In the place in my heart where dreams once grew, I collect memories like this. And I wait to gather new ones.

Tuesday, October 9, 2012

Dear Mr. Stubbs (an open letter)

Dear Mr. Stubbs:

As I write this letter at 10 PM, my son is screaming. He's making wordless, tortured sounds like a wounded animal. We don't know what is wrong—he can't tell us—but we believe that he's disoriented because of the medication he takes in order to go to sleep. That's our best guess because this happens fairly often. The medication makes him fall asleep consistently, but some nights seem to be very hard on him.

I'm writing to you tonight because my husband Mike has mentioned that you and he don't see eye to eye on certain things, which is understandable, but he mentioned that you called him "selfish." Mike has many flaws along with many wonderful qualities; selfishness is not one of his flaws. Indeed, he is an extremely generous, selfless person. I would like help you, his supervisor, see what I see.

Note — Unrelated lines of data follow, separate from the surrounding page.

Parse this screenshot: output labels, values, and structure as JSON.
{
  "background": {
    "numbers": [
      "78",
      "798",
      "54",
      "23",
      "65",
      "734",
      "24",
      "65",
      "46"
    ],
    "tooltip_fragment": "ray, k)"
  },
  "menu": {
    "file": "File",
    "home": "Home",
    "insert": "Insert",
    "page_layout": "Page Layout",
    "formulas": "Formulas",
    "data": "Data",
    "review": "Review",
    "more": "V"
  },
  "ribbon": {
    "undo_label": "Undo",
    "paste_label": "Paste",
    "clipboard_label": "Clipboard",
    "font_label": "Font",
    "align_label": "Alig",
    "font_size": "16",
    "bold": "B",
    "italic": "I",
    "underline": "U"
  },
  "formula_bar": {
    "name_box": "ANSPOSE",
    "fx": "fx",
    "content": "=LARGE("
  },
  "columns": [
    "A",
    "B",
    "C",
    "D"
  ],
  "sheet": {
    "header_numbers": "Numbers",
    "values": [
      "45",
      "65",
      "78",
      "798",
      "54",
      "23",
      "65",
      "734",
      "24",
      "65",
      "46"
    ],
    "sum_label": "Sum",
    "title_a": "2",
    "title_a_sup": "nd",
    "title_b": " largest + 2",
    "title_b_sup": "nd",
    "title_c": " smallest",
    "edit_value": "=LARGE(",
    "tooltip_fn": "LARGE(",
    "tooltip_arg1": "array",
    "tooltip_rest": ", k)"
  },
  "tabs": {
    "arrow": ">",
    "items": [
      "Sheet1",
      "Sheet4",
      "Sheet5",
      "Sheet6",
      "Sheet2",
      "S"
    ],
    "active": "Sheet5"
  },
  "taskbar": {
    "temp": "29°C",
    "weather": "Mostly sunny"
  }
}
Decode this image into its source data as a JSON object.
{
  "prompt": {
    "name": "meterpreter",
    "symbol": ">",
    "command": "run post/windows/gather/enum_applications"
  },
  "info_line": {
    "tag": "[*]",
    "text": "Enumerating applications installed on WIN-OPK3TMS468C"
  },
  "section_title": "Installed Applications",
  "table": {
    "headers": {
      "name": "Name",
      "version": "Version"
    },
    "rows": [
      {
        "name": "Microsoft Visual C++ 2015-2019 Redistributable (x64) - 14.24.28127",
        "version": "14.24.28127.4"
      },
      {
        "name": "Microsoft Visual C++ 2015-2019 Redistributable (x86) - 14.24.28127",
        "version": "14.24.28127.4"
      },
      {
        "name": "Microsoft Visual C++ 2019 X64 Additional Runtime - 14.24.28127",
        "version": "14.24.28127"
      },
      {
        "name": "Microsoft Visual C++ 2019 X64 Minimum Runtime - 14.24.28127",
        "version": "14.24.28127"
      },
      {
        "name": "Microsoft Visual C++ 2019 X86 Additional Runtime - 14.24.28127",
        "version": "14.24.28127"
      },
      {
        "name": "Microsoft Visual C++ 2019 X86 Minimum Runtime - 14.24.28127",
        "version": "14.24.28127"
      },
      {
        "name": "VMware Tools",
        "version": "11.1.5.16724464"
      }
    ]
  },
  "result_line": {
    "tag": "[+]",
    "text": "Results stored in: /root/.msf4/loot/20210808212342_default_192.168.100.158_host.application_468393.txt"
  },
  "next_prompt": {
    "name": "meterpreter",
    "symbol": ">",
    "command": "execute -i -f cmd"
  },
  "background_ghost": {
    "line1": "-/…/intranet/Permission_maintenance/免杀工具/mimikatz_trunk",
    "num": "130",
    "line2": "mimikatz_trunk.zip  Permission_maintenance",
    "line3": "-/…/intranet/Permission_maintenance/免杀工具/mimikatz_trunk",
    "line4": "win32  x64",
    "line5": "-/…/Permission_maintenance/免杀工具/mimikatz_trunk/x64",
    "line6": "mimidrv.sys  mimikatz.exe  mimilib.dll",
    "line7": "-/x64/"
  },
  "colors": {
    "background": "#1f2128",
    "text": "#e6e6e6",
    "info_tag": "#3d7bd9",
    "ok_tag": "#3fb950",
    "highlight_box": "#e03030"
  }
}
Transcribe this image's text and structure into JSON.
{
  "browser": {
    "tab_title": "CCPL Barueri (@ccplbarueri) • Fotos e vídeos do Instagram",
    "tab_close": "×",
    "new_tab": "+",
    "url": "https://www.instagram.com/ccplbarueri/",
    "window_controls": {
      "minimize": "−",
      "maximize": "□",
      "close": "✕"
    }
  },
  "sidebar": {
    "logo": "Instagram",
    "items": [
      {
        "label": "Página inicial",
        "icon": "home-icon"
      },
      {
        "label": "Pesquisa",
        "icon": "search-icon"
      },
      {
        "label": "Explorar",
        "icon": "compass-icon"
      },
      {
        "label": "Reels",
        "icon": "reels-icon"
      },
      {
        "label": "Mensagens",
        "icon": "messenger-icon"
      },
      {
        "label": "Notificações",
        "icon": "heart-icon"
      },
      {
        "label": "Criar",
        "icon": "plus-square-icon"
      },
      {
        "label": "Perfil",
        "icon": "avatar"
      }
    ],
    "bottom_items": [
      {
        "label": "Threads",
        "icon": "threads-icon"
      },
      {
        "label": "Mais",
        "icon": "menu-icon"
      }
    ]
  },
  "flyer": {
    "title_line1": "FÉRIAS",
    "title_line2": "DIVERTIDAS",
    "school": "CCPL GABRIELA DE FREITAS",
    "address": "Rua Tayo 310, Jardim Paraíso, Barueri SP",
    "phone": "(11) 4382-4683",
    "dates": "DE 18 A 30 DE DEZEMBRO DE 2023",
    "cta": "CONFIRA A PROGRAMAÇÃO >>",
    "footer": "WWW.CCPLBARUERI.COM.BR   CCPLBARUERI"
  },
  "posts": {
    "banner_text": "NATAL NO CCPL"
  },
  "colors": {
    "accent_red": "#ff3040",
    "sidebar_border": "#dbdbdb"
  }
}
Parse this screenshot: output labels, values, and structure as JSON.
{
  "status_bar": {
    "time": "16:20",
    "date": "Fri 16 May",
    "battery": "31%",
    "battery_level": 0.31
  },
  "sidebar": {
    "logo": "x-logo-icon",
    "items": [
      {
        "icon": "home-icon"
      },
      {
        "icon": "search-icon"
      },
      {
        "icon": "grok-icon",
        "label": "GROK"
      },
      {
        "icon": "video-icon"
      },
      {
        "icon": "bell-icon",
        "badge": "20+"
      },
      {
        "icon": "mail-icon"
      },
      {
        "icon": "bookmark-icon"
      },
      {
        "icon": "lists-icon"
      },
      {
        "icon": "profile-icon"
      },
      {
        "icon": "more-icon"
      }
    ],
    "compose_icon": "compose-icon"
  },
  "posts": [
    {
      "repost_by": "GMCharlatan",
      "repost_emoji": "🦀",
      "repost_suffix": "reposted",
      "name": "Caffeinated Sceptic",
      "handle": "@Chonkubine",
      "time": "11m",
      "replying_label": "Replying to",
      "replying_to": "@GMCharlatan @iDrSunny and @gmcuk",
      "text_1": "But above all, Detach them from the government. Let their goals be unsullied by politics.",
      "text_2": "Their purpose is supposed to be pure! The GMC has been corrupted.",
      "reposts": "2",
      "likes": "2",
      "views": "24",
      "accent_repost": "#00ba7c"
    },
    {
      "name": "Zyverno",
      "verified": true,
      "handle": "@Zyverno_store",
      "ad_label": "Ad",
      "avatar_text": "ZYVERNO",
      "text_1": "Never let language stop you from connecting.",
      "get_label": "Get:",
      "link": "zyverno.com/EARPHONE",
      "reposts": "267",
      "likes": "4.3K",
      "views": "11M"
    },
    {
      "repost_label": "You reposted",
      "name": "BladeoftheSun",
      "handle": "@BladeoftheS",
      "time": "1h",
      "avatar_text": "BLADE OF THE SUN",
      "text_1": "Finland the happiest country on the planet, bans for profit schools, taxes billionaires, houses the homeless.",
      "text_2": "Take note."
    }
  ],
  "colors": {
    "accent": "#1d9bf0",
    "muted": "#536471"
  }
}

I understand that you have to make hundreds of decisions every day. While the decisions you make about scheduling and workloads often impact me directly, I understand that you have to make the best decisions based on many factors, and my family's health and happiness is only one of them.

Still, I want you to understand that when Mike advocates for his day to end as soon as he can make it end, he isn't just advocating for himself. He's advocating for me, because it's very difficult for one adult to cook and serve a meal to two non-verbal children, one of whom hates to sit down for a meal. He's advocating for his son, who gets anxious when his father gets home late, even though the only way he can express his anxiety is with screaming or hitting. He's advocating for his daughter, who adores playing with her father, and who sometimes gets sidelined when her brother's needs take too much of one parent's attention.

My son has stopped screaming now. It's 10:15 PM and it's finally quiet. We'll be heading to bed soon so that Mike can be up and ready to give his best to his job, as he does every day, before he comes home to give what's left to his family.

I don't expect this letter to change your decisions as a supervisor, but I hope that it will help you understand why you sometimes get pushback from Mike. He's not being selfish—he's just trying to give his family what we need.

Thursday, July 21, 2011

How dare they?

This article, Dressing down for GQ - BostonHerald.com, contains the details about a highly offensive language in a web article posted at GQ.com. I went to see the article itself,here, and discovered that they had changed the offensive text, but there's no note and certainly no apology.
As one woman quoted in the Boston Herald put it, "How dare they?" How dare they say that someone with Down Syndrome is "ruined"? The rest of the GQ article is snarky, but no where else did they sink to the level of insulting people with intellectual disabilities. Of course, I must consider that they may have whitewashed other parts of the article as well.